- [RECORDED INFORMATION]:
· · · · · · ·
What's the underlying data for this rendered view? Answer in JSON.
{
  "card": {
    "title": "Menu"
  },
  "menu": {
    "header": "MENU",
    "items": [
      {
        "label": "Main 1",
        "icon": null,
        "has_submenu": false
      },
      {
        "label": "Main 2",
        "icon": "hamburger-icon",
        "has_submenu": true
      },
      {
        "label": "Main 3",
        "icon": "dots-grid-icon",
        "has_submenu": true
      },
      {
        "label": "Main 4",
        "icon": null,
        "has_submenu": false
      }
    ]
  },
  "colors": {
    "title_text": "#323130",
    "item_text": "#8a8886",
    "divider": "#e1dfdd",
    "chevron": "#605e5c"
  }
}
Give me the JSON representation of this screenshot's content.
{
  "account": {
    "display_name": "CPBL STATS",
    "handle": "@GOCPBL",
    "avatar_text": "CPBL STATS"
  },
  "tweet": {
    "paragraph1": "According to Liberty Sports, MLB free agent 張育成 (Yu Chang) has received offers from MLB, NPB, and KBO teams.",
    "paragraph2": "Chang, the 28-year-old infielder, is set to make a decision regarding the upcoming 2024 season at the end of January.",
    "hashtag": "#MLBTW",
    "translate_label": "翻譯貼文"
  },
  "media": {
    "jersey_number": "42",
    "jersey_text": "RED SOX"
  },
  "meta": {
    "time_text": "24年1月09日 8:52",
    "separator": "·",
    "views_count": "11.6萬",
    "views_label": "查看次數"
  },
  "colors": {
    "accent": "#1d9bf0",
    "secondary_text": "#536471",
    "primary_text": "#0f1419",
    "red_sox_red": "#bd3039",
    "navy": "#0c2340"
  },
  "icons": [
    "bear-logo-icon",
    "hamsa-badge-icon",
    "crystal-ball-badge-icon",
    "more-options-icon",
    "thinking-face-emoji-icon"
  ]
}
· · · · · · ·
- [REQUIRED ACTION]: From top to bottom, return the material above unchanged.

- [SOLUTION TO THIS PROBLEM]:
What's the underlying data for this rendered view? Answer in JSON.
{
  "card": {
    "title": "Menu"
  },
  "menu": {
    "header": "MENU",
    "items": [
      {
        "label": "Main 1",
        "icon": null,
        "has_submenu": false
      },
      {
        "label": "Main 2",
        "icon": "hamburger-icon",
        "has_submenu": true
      },
      {
        "label": "Main 3",
        "icon": "dots-grid-icon",
        "has_submenu": true
      },
      {
        "label": "Main 4",
        "icon": null,
        "has_submenu": false
      }
    ]
  },
  "colors": {
    "title_text": "#323130",
    "item_text": "#8a8886",
    "divider": "#e1dfdd",
    "chevron": "#605e5c"
  }
}
Give me the JSON representation of this screenshot's content.
{
  "account": {
    "display_name": "CPBL STATS",
    "handle": "@GOCPBL",
    "avatar_text": "CPBL STATS"
  },
  "tweet": {
    "paragraph1": "According to Liberty Sports, MLB free agent 張育成 (Yu Chang) has received offers from MLB, NPB, and KBO teams.",
    "paragraph2": "Chang, the 28-year-old infielder, is set to make a decision regarding the upcoming 2024 season at the end of January.",
    "hashtag": "#MLBTW",
    "translate_label": "翻譯貼文"
  },
  "media": {
    "jersey_number": "42",
    "jersey_text": "RED SOX"
  },
  "meta": {
    "time_text": "24年1月09日 8:52",
    "separator": "·",
    "views_count": "11.6萬",
    "views_label": "查看次數"
  },
  "colors": {
    "accent": "#1d9bf0",
    "secondary_text": "#536471",
    "primary_text": "#0f1419",
    "red_sox_red": "#bd3039",
    "navy": "#0c2340"
  },
  "icons": [
    "bear-logo-icon",
    "hamsa-badge-icon",
    "crystal-ball-badge-icon",
    "more-options-icon",
    "thinking-face-emoji-icon"
  ]
}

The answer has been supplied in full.